Finally, the biggest reason was money. The Canadian dollar has been struggling as of late(78 cents to $1 U.S. dollar). The league wanted to make sure a team would be placed where the region around it was more financially stable.

So, let’s catch up. After praising the ownership group and finding no serious fault in the economic strength of that group, the NHL Board of Governors chose to ignore the better candidate and are (figuratively and literally) taking a roll of the dice on more hockey in the desert.

Boston Bruins owner Jeremy Jacobs still heads the Board of Governors.

It’s unfortunate the Board could not see all that Quebec City has to offer. They seemed to ignore the passion and the history of the city.  Despite being disappointed in the league’s decision the Quebec City team remains hopeful.

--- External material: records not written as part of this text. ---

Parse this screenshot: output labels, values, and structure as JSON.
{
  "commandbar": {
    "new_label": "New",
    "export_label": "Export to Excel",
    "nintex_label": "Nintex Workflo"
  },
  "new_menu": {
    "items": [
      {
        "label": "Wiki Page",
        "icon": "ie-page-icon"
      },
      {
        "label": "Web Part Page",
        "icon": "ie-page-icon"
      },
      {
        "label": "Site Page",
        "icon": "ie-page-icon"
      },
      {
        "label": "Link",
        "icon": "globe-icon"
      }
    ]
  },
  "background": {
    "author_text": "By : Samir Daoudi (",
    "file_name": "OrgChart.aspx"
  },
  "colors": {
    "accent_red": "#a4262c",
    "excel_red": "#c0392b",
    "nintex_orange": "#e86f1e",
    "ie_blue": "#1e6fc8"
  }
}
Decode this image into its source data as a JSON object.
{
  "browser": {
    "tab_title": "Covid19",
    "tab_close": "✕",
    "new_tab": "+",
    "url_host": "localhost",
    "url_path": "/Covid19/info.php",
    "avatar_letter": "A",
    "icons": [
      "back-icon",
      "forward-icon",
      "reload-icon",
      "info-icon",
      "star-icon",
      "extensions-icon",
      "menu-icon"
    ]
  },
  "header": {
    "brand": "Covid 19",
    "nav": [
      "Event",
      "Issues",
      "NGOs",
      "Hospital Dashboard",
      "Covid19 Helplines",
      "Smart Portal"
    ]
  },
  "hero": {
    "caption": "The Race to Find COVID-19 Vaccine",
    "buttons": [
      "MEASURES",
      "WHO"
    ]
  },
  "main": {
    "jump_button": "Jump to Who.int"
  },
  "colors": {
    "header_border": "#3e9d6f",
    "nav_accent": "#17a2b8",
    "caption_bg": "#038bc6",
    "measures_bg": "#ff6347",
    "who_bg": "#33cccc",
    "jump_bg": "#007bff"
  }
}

“What we have to understand from the words, or being on hold, is that we’ll keep a discussion with the NHL,” said Pierre Dion, Quebecor’s CEO and president. “We’re very close to them, we have a great relationship with them, so we’ll keep talking. That’s how we have to interpret the ‘deferred’ and ‘on hold.'”